• Task statement
Without the pictures, output the records below word for word.

• Items listed in a dataset
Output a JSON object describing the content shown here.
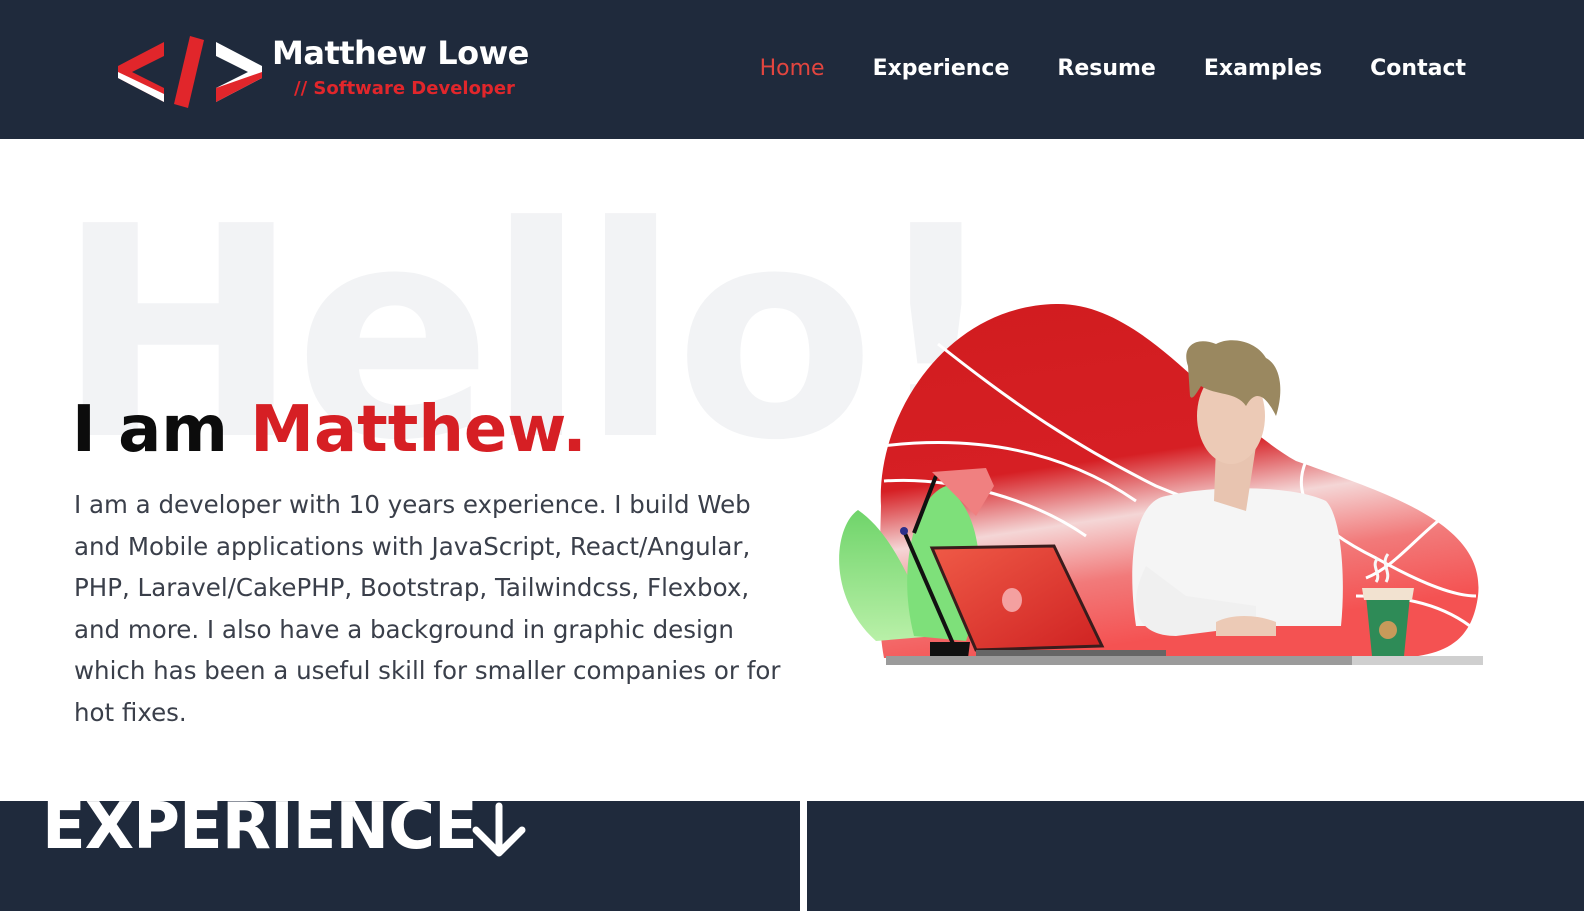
{
  "header": {
    "logo_name": "Matthew Lowe",
    "logo_subtitle": "// Software Developer",
    "nav": [
      {
        "label": "Home",
        "active": true
      },
      {
        "label": "Experience",
        "active": false
      },
      {
        "label": "Resume",
        "active": false
      },
      {
        "label": "Examples",
        "active": false
      },
      {
        "label": "Contact",
        "active": false
      }
    ]
  },
  "hero": {
    "background_word": "Hello!",
    "headline_prefix": "I am ",
    "headline_name": "Matthew.",
    "intro": "I am a developer with 10 years experience. I build Web and Mobile applications with JavaScript, React/Angular, PHP, Laravel/CakePHP, Bootstrap, Tailwindcss, Flexbox, and more. I also have a background in graphic design which has been a useful skill for smaller companies or for hot fixes."
  },
  "experience": {
    "title": "EXPERIENCE",
    "arrow_icon": "arrow-down-icon"
  },
  "colors": {
    "navy": "#1f2a3c",
    "accent_red": "#d61f24",
    "nav_active": "#e2453f",
    "text": "#3a3f4a"
  }
}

• Task output
Output a JSON object describing the content shown here.
{
  "header": {
    "logo_name": "Matthew Lowe",
    "logo_subtitle": "// Software Developer",
    "nav": [
      {
        "label": "Home",
        "active": true
      },
      {
        "label": "Experience",
        "active": false
      },
      {
        "label": "Resume",
        "active": false
      },
      {
        "label": "Examples",
        "active": false
      },
      {
        "label": "Contact",
        "active": false
      }
    ]
  },
  "hero": {
    "background_word": "Hello!",
    "headline_prefix": "I am ",
    "headline_name": "Matthew.",
    "intro": "I am a developer with 10 years experience. I build Web and Mobile applications with JavaScript, React/Angular, PHP, Laravel/CakePHP, Bootstrap, Tailwindcss, Flexbox, and more. I also have a background in graphic design which has been a useful skill for smaller companies or for hot fixes."
  },
  "experience": {
    "title": "EXPERIENCE",
    "arrow_icon": "arrow-down-icon"
  },
  "colors": {
    "navy": "#1f2a3c",
    "accent_red": "#d61f24",
    "nav_active": "#e2453f",
    "text": "#3a3f4a"
  }
}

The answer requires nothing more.